ENTRIES SUPPLIED START

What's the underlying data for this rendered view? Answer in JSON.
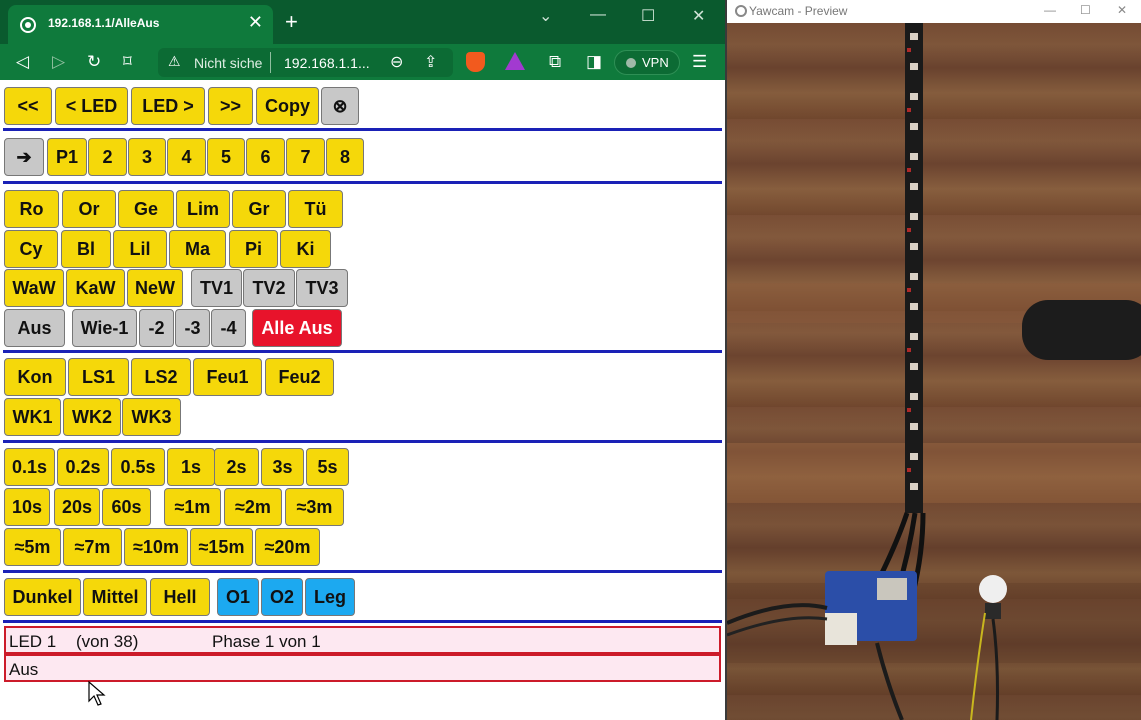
{
  "browser": {
    "tab_title": "192.168.1.1/AlleAus",
    "tab_close": "✕",
    "new_tab": "+",
    "address_warning": "Nicht siche",
    "url": "192.168.1.1...",
    "vpn_label": "VPN",
    "window_controls": [
      "⌄",
      "—",
      "☐",
      "✕"
    ]
  },
  "rows": {
    "nav": [
      "<<",
      "< LED",
      "LED >",
      ">>",
      "Copy",
      "⊗"
    ],
    "programs": [
      "➔",
      "P1",
      "2",
      "3",
      "4",
      "5",
      "6",
      "7",
      "8"
    ],
    "colors1": [
      "Ro",
      "Or",
      "Ge",
      "Lim",
      "Gr",
      "Tü"
    ],
    "colors2": [
      "Cy",
      "Bl",
      "Lil",
      "Ma",
      "Pi",
      "Ki"
    ],
    "whites": [
      "WaW",
      "KaW",
      "NeW",
      "TV1",
      "TV2",
      "TV3"
    ],
    "off": [
      "Aus",
      "Wie-1",
      "-2",
      "-3",
      "-4",
      "Alle Aus"
    ],
    "effects1": [
      "Kon",
      "LS1",
      "LS2",
      "Feu1",
      "Feu2"
    ],
    "effects2": [
      "WK1",
      "WK2",
      "WK3"
    ],
    "time1": [
      "0.1s",
      "0.2s",
      "0.5s",
      "1s",
      "2s",
      "3s",
      "5s"
    ],
    "time2": [
      "10s",
      "20s",
      "60s",
      "≈1m",
      "≈2m",
      "≈3m"
    ],
    "time3": [
      "≈5m",
      "≈7m",
      "≈10m",
      "≈15m",
      "≈20m"
    ],
    "brightness": [
      "Dunkel",
      "Mittel",
      "Hell",
      "O1",
      "O2",
      "Leg"
    ]
  },
  "status": {
    "led": "LED 1",
    "of_total": "(von 38)",
    "phase": "Phase 1 von 1",
    "state": "Aus"
  },
  "yawcam": {
    "title": "Yawcam - Preview",
    "controls": [
      "—",
      "☐",
      "✕"
    ]
  },
  "colors": {
    "button_yellow": "#f5d80a",
    "button_gray": "#c8c8c8",
    "button_blue": "#1ca9f0",
    "button_red": "#e8132b",
    "separator_blue": "#1a21b6",
    "status_border": "#cc1b2a",
    "status_fill": "#fde8f1",
    "browser_green": "#0f7a3c"
  }
}
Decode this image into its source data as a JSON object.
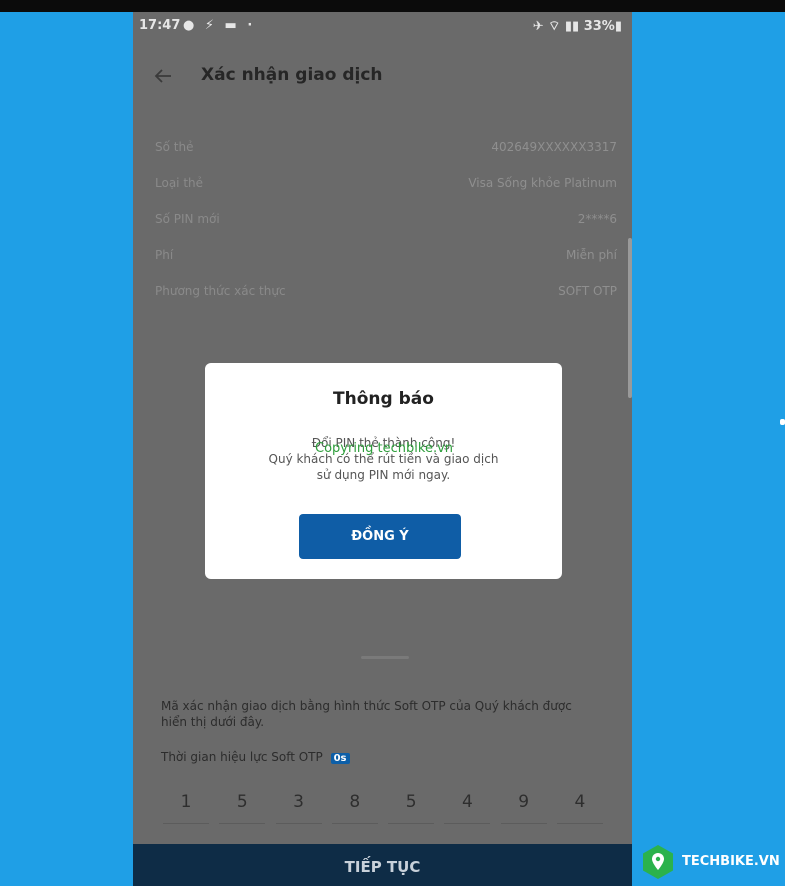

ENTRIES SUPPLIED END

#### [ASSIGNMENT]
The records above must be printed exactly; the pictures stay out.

#### [TASK ANSWER]
What's the underlying data for this rendered view? Answer in JSON.
{
  "browser": {
    "tab_title": "192.168.1.1/AlleAus",
    "tab_close": "✕",
    "new_tab": "+",
    "address_warning": "Nicht siche",
    "url": "192.168.1.1...",
    "vpn_label": "VPN",
    "window_controls": [
      "⌄",
      "—",
      "☐",
      "✕"
    ]
  },
  "rows": {
    "nav": [
      "<<",
      "< LED",
      "LED >",
      ">>",
      "Copy",
      "⊗"
    ],
    "programs": [
      "➔",
      "P1",
      "2",
      "3",
      "4",
      "5",
      "6",
      "7",
      "8"
    ],
    "colors1": [
      "Ro",
      "Or",
      "Ge",
      "Lim",
      "Gr",
      "Tü"
    ],
    "colors2": [
      "Cy",
      "Bl",
      "Lil",
      "Ma",
      "Pi",
      "Ki"
    ],
    "whites": [
      "WaW",
      "KaW",
      "NeW",
      "TV1",
      "TV2",
      "TV3"
    ],
    "off": [
      "Aus",
      "Wie-1",
      "-2",
      "-3",
      "-4",
      "Alle Aus"
    ],
    "effects1": [
      "Kon",
      "LS1",
      "LS2",
      "Feu1",
      "Feu2"
    ],
    "effects2": [
      "WK1",
      "WK2",
      "WK3"
    ],
    "time1": [
      "0.1s",
      "0.2s",
      "0.5s",
      "1s",
      "2s",
      "3s",
      "5s"
    ],
    "time2": [
      "10s",
      "20s",
      "60s",
      "≈1m",
      "≈2m",
      "≈3m"
    ],
    "time3": [
      "≈5m",
      "≈7m",
      "≈10m",
      "≈15m",
      "≈20m"
    ],
    "brightness": [
      "Dunkel",
      "Mittel",
      "Hell",
      "O1",
      "O2",
      "Leg"
    ]
  },
  "status": {
    "led": "LED 1",
    "of_total": "(von 38)",
    "phase": "Phase 1 von 1",
    "state": "Aus"
  },
  "yawcam": {
    "title": "Yawcam - Preview",
    "controls": [
      "—",
      "☐",
      "✕"
    ]
  },
  "colors": {
    "button_yellow": "#f5d80a",
    "button_gray": "#c8c8c8",
    "button_blue": "#1ca9f0",
    "button_red": "#e8132b",
    "separator_blue": "#1a21b6",
    "status_border": "#cc1b2a",
    "status_fill": "#fde8f1",
    "browser_green": "#0f7a3c"
  }
}
Decode this image into its source data as a JSON object.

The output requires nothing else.